Exercise input:
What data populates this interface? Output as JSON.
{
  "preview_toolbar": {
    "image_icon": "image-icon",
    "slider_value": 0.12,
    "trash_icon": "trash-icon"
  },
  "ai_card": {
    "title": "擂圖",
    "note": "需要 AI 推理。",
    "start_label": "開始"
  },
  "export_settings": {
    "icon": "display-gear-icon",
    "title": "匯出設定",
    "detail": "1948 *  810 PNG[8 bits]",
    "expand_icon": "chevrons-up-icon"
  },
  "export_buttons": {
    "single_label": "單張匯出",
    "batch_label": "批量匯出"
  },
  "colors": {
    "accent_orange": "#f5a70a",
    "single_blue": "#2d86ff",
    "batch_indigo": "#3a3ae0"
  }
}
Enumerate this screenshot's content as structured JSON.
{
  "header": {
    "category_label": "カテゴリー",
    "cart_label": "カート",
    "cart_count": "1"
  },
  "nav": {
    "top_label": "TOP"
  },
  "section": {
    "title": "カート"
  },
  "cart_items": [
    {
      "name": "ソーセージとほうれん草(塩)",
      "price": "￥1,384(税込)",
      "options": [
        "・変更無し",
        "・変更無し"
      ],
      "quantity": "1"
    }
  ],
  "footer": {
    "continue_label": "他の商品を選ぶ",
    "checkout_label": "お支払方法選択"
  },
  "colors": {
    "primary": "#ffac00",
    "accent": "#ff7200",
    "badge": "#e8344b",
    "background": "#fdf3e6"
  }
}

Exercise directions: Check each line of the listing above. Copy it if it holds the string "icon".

Solution below:
    "image_icon": "image-icon",
    "trash_icon": "trash-icon"
    "icon": "display-gear-icon",
    "expand_icon": "chevrons-up-icon"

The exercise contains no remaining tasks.